§ PROMPT:
An exact copy of the data is needed, but without any of its images.
*** INFORMATION ***
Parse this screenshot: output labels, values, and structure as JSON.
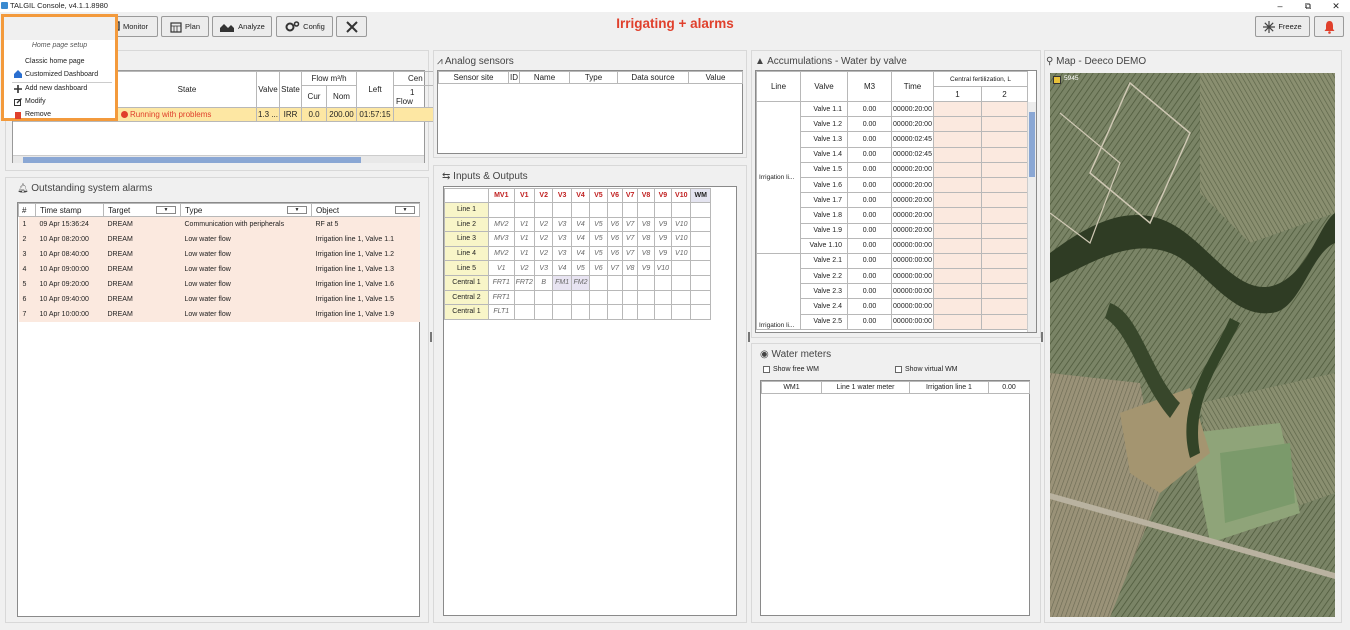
{
  "window": {
    "title": "TALGIL Console, v4.1.1.8980",
    "minimize": "–",
    "maximize": "⧉",
    "close": "✕"
  },
  "toolbar": {
    "monitor": "Monitor",
    "plan": "Plan",
    "analyze": "Analyze",
    "config": "Config",
    "freeze": "Freeze"
  },
  "main_title": "Irrigating + alarms",
  "menu": {
    "header": "Home page setup",
    "items": [
      "Classic home page",
      "Customized Dashboard",
      "Add new dashboard",
      "Modify",
      "Remove"
    ]
  },
  "lines_panel": {
    "headers": {
      "state": "State",
      "valve": "Valve",
      "state2": "State",
      "flow": "Flow m³/h",
      "cur": "Cur",
      "nom": "Nom",
      "left": "Left",
      "cen": "Cen",
      "cen1": "1",
      "cflow": "Flow"
    },
    "row": {
      "state": "Running with problems",
      "valve": "1.3 ...",
      "state2": "IRR",
      "cur": "0.0",
      "nom": "200.00",
      "left": "01:57:15"
    }
  },
  "alarms": {
    "title": "Outstanding system alarms",
    "headers": [
      "#",
      "Time stamp",
      "Target",
      "Type",
      "Object"
    ],
    "rows": [
      [
        "1",
        "09 Apr 15:36:24",
        "DREAM",
        "Communication with peripherals",
        "RF at 5"
      ],
      [
        "2",
        "10 Apr 08:20:00",
        "DREAM",
        "Low water flow",
        "Irrigation line 1, Valve 1.1"
      ],
      [
        "3",
        "10 Apr 08:40:00",
        "DREAM",
        "Low water flow",
        "Irrigation line 1, Valve 1.2"
      ],
      [
        "4",
        "10 Apr 09:00:00",
        "DREAM",
        "Low water flow",
        "Irrigation line 1, Valve 1.3"
      ],
      [
        "5",
        "10 Apr 09:20:00",
        "DREAM",
        "Low water flow",
        "Irrigation line 1, Valve 1.6"
      ],
      [
        "6",
        "10 Apr 09:40:00",
        "DREAM",
        "Low water flow",
        "Irrigation line 1, Valve 1.5"
      ],
      [
        "7",
        "10 Apr 10:00:00",
        "DREAM",
        "Low water flow",
        "Irrigation line 1, Valve 1.9"
      ]
    ]
  },
  "analog": {
    "title": "Analog sensors",
    "headers": [
      "Sensor site",
      "ID",
      "Name",
      "Type",
      "Data source",
      "Value"
    ]
  },
  "io": {
    "title": "Inputs & Outputs",
    "headers": [
      "MV1",
      "V1",
      "V2",
      "V3",
      "V4",
      "V5",
      "V6",
      "V7",
      "V8",
      "V9",
      "V10",
      "WM"
    ],
    "rows": [
      {
        "label": "Line 1",
        "cells": [
          "",
          "",
          "",
          "",
          "",
          "",
          "",
          "",
          "",
          "",
          "",
          ""
        ]
      },
      {
        "label": "Line 2",
        "cells": [
          "MV2",
          "V1",
          "V2",
          "V3",
          "V4",
          "V5",
          "V6",
          "V7",
          "V8",
          "V9",
          "V10",
          ""
        ]
      },
      {
        "label": "Line 3",
        "cells": [
          "MV3",
          "V1",
          "V2",
          "V3",
          "V4",
          "V5",
          "V6",
          "V7",
          "V8",
          "V9",
          "V10",
          ""
        ]
      },
      {
        "label": "Line 4",
        "cells": [
          "MV2",
          "V1",
          "V2",
          "V3",
          "V4",
          "V5",
          "V6",
          "V7",
          "V8",
          "V9",
          "V10",
          ""
        ]
      },
      {
        "label": "Line 5",
        "cells": [
          "V1",
          "V2",
          "V3",
          "V4",
          "V5",
          "V6",
          "V7",
          "V8",
          "V9",
          "V10",
          "",
          ""
        ]
      },
      {
        "label": "Central 1",
        "cells": [
          "FRT1",
          "FRT2",
          "B",
          "FM1",
          "FM2",
          "",
          "",
          "",
          "",
          "",
          "",
          ""
        ]
      },
      {
        "label": "Central 2",
        "cells": [
          "FRT1",
          "",
          "",
          "",
          "",
          "",
          "",
          "",
          "",
          "",
          "",
          ""
        ]
      },
      {
        "label": "Central 1",
        "cells": [
          "FLT1",
          "",
          "",
          "",
          "",
          "",
          "",
          "",
          "",
          "",
          "",
          ""
        ]
      }
    ]
  },
  "accum": {
    "title": "Accumulations - Water by valve",
    "headers": {
      "line": "Line",
      "valve": "Valve",
      "m3": "M3",
      "time": "Time",
      "cf": "Central fertilization, L",
      "cf1": "1",
      "cf2": "2"
    },
    "line_labels": [
      "Irrigation li...",
      "Irrigation li..."
    ],
    "rows": [
      [
        "Valve 1.1",
        "0.00",
        "00000:20:00"
      ],
      [
        "Valve 1.2",
        "0.00",
        "00000:20:00"
      ],
      [
        "Valve 1.3",
        "0.00",
        "00000:02:45"
      ],
      [
        "Valve 1.4",
        "0.00",
        "00000:02:45"
      ],
      [
        "Valve 1.5",
        "0.00",
        "00000:20:00"
      ],
      [
        "Valve 1.6",
        "0.00",
        "00000:20:00"
      ],
      [
        "Valve 1.7",
        "0.00",
        "00000:20:00"
      ],
      [
        "Valve 1.8",
        "0.00",
        "00000:20:00"
      ],
      [
        "Valve 1.9",
        "0.00",
        "00000:20:00"
      ],
      [
        "Valve 1.10",
        "0.00",
        "00000:00:00"
      ],
      [
        "Valve 2.1",
        "0.00",
        "00000:00:00"
      ],
      [
        "Valve 2.2",
        "0.00",
        "00000:00:00"
      ],
      [
        "Valve 2.3",
        "0.00",
        "00000:00:00"
      ],
      [
        "Valve 2.4",
        "0.00",
        "00000:00:00"
      ],
      [
        "Valve 2.5",
        "0.00",
        "00000:00:00"
      ]
    ]
  },
  "water_meters": {
    "title": "Water meters",
    "show_free": "Show free WM",
    "show_virtual": "Show virtual WM",
    "row": [
      "WM1",
      "Line 1 water meter",
      "Irrigation line 1",
      "0.00"
    ]
  },
  "map": {
    "title": "Map - Deeco DEMO",
    "marker_label": "5945"
  },
  "colors": {
    "accent": "#e0402c",
    "menu_border": "#f39a3c",
    "alarm_row": "#fbe9df",
    "selected_row": "#fde7a3"
  }
}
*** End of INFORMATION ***
§ SOLUTION FOR THIS TASK:
Parse this screenshot: output labels, values, and structure as JSON.
{
  "window": {
    "title": "TALGIL Console, v4.1.1.8980",
    "minimize": "–",
    "maximize": "⧉",
    "close": "✕"
  },
  "toolbar": {
    "monitor": "Monitor",
    "plan": "Plan",
    "analyze": "Analyze",
    "config": "Config",
    "freeze": "Freeze"
  },
  "main_title": "Irrigating + alarms",
  "menu": {
    "header": "Home page setup",
    "items": [
      "Classic home page",
      "Customized Dashboard",
      "Add new dashboard",
      "Modify",
      "Remove"
    ]
  },
  "lines_panel": {
    "headers": {
      "state": "State",
      "valve": "Valve",
      "state2": "State",
      "flow": "Flow m³/h",
      "cur": "Cur",
      "nom": "Nom",
      "left": "Left",
      "cen": "Cen",
      "cen1": "1",
      "cflow": "Flow"
    },
    "row": {
      "state": "Running with problems",
      "valve": "1.3 ...",
      "state2": "IRR",
      "cur": "0.0",
      "nom": "200.00",
      "left": "01:57:15"
    }
  },
  "alarms": {
    "title": "Outstanding system alarms",
    "headers": [
      "#",
      "Time stamp",
      "Target",
      "Type",
      "Object"
    ],
    "rows": [
      [
        "1",
        "09 Apr 15:36:24",
        "DREAM",
        "Communication with peripherals",
        "RF at 5"
      ],
      [
        "2",
        "10 Apr 08:20:00",
        "DREAM",
        "Low water flow",
        "Irrigation line 1, Valve 1.1"
      ],
      [
        "3",
        "10 Apr 08:40:00",
        "DREAM",
        "Low water flow",
        "Irrigation line 1, Valve 1.2"
      ],
      [
        "4",
        "10 Apr 09:00:00",
        "DREAM",
        "Low water flow",
        "Irrigation line 1, Valve 1.3"
      ],
      [
        "5",
        "10 Apr 09:20:00",
        "DREAM",
        "Low water flow",
        "Irrigation line 1, Valve 1.6"
      ],
      [
        "6",
        "10 Apr 09:40:00",
        "DREAM",
        "Low water flow",
        "Irrigation line 1, Valve 1.5"
      ],
      [
        "7",
        "10 Apr 10:00:00",
        "DREAM",
        "Low water flow",
        "Irrigation line 1, Valve 1.9"
      ]
    ]
  },
  "analog": {
    "title": "Analog sensors",
    "headers": [
      "Sensor site",
      "ID",
      "Name",
      "Type",
      "Data source",
      "Value"
    ]
  },
  "io": {
    "title": "Inputs & Outputs",
    "headers": [
      "MV1",
      "V1",
      "V2",
      "V3",
      "V4",
      "V5",
      "V6",
      "V7",
      "V8",
      "V9",
      "V10",
      "WM"
    ],
    "rows": [
      {
        "label": "Line 1",
        "cells": [
          "",
          "",
          "",
          "",
          "",
          "",
          "",
          "",
          "",
          "",
          "",
          ""
        ]
      },
      {
        "label": "Line 2",
        "cells": [
          "MV2",
          "V1",
          "V2",
          "V3",
          "V4",
          "V5",
          "V6",
          "V7",
          "V8",
          "V9",
          "V10",
          ""
        ]
      },
      {
        "label": "Line 3",
        "cells": [
          "MV3",
          "V1",
          "V2",
          "V3",
          "V4",
          "V5",
          "V6",
          "V7",
          "V8",
          "V9",
          "V10",
          ""
        ]
      },
      {
        "label": "Line 4",
        "cells": [
          "MV2",
          "V1",
          "V2",
          "V3",
          "V4",
          "V5",
          "V6",
          "V7",
          "V8",
          "V9",
          "V10",
          ""
        ]
      },
      {
        "label": "Line 5",
        "cells": [
          "V1",
          "V2",
          "V3",
          "V4",
          "V5",
          "V6",
          "V7",
          "V8",
          "V9",
          "V10",
          "",
          ""
        ]
      },
      {
        "label": "Central 1",
        "cells": [
          "FRT1",
          "FRT2",
          "B",
          "FM1",
          "FM2",
          "",
          "",
          "",
          "",
          "",
          "",
          ""
        ]
      },
      {
        "label": "Central 2",
        "cells": [
          "FRT1",
          "",
          "",
          "",
          "",
          "",
          "",
          "",
          "",
          "",
          "",
          ""
        ]
      },
      {
        "label": "Central 1",
        "cells": [
          "FLT1",
          "",
          "",
          "",
          "",
          "",
          "",
          "",
          "",
          "",
          "",
          ""
        ]
      }
    ]
  },
  "accum": {
    "title": "Accumulations - Water by valve",
    "headers": {
      "line": "Line",
      "valve": "Valve",
      "m3": "M3",
      "time": "Time",
      "cf": "Central fertilization, L",
      "cf1": "1",
      "cf2": "2"
    },
    "line_labels": [
      "Irrigation li...",
      "Irrigation li..."
    ],
    "rows": [
      [
        "Valve 1.1",
        "0.00",
        "00000:20:00"
      ],
      [
        "Valve 1.2",
        "0.00",
        "00000:20:00"
      ],
      [
        "Valve 1.3",
        "0.00",
        "00000:02:45"
      ],
      [
        "Valve 1.4",
        "0.00",
        "00000:02:45"
      ],
      [
        "Valve 1.5",
        "0.00",
        "00000:20:00"
      ],
      [
        "Valve 1.6",
        "0.00",
        "00000:20:00"
      ],
      [
        "Valve 1.7",
        "0.00",
        "00000:20:00"
      ],
      [
        "Valve 1.8",
        "0.00",
        "00000:20:00"
      ],
      [
        "Valve 1.9",
        "0.00",
        "00000:20:00"
      ],
      [
        "Valve 1.10",
        "0.00",
        "00000:00:00"
      ],
      [
        "Valve 2.1",
        "0.00",
        "00000:00:00"
      ],
      [
        "Valve 2.2",
        "0.00",
        "00000:00:00"
      ],
      [
        "Valve 2.3",
        "0.00",
        "00000:00:00"
      ],
      [
        "Valve 2.4",
        "0.00",
        "00000:00:00"
      ],
      [
        "Valve 2.5",
        "0.00",
        "00000:00:00"
      ]
    ]
  },
  "water_meters": {
    "title": "Water meters",
    "show_free": "Show free WM",
    "show_virtual": "Show virtual WM",
    "row": [
      "WM1",
      "Line 1 water meter",
      "Irrigation line 1",
      "0.00"
    ]
  },
  "map": {
    "title": "Map - Deeco DEMO",
    "marker_label": "5945"
  },
  "colors": {
    "accent": "#e0402c",
    "menu_border": "#f39a3c",
    "alarm_row": "#fbe9df",
    "selected_row": "#fde7a3"
  }
}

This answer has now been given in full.